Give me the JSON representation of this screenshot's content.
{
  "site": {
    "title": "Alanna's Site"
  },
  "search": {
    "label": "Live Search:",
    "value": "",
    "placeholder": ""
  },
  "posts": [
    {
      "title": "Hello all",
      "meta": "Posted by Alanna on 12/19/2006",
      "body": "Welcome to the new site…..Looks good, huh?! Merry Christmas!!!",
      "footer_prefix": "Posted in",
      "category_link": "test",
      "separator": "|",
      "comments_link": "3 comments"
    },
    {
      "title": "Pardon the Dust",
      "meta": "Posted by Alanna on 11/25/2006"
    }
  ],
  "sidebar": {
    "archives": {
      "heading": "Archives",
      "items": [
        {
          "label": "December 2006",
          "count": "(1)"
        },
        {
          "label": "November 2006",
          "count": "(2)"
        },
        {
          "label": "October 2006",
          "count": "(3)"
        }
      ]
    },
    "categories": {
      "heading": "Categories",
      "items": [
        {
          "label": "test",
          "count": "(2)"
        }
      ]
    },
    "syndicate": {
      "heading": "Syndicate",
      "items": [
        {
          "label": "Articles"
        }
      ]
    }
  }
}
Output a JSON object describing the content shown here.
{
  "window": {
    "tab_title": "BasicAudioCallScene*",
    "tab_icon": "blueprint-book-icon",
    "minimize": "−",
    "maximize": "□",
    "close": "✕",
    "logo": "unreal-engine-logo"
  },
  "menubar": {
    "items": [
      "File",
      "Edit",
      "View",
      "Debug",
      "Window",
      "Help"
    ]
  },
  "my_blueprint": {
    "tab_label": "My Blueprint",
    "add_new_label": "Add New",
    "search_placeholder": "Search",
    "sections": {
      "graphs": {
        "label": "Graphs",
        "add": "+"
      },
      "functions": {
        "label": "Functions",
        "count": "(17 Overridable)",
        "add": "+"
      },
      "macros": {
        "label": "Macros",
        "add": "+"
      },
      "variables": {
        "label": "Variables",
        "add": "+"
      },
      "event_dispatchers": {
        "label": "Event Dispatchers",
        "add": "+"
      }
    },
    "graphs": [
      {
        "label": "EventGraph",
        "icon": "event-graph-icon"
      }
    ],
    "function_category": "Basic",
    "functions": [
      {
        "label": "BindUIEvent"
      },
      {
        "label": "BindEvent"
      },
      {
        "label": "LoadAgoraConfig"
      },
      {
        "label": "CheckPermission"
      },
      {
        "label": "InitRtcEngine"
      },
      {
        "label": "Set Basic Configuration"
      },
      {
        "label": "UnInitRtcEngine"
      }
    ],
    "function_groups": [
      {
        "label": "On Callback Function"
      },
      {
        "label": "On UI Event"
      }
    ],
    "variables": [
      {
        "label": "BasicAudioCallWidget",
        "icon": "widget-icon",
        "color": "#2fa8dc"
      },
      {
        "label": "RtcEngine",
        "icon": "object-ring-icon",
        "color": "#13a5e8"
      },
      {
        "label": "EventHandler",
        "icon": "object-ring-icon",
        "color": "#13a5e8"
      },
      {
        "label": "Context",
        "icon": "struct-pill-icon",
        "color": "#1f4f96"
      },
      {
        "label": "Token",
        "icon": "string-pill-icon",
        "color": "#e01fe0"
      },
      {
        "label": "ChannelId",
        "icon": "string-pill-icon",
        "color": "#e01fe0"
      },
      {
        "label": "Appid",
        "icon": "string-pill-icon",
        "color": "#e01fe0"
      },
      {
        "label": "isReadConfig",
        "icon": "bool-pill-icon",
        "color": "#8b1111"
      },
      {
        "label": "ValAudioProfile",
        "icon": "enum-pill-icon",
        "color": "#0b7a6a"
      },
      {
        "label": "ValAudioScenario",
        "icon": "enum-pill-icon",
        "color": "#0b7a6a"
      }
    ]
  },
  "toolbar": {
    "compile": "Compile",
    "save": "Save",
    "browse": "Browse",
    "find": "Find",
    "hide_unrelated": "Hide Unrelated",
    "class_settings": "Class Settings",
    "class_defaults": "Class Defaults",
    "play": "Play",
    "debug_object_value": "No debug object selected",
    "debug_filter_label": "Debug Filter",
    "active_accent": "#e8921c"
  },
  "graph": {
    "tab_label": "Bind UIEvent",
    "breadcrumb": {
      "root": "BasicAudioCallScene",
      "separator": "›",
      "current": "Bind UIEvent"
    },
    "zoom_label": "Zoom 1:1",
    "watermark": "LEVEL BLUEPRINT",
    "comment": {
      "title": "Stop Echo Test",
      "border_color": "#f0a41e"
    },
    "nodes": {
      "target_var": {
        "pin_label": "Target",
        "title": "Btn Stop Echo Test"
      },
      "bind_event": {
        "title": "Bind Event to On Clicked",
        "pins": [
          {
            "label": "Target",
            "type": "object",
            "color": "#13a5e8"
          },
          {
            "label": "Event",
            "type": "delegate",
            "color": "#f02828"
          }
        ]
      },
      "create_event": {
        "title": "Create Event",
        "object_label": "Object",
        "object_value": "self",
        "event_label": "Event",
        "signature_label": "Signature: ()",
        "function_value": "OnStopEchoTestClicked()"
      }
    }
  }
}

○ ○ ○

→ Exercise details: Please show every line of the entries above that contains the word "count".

→ Reply:
          "count": "(1)"
          "count": "(2)"
          "count": "(3)"
          "count": "(2)"
        "count": "(17 Overridable)",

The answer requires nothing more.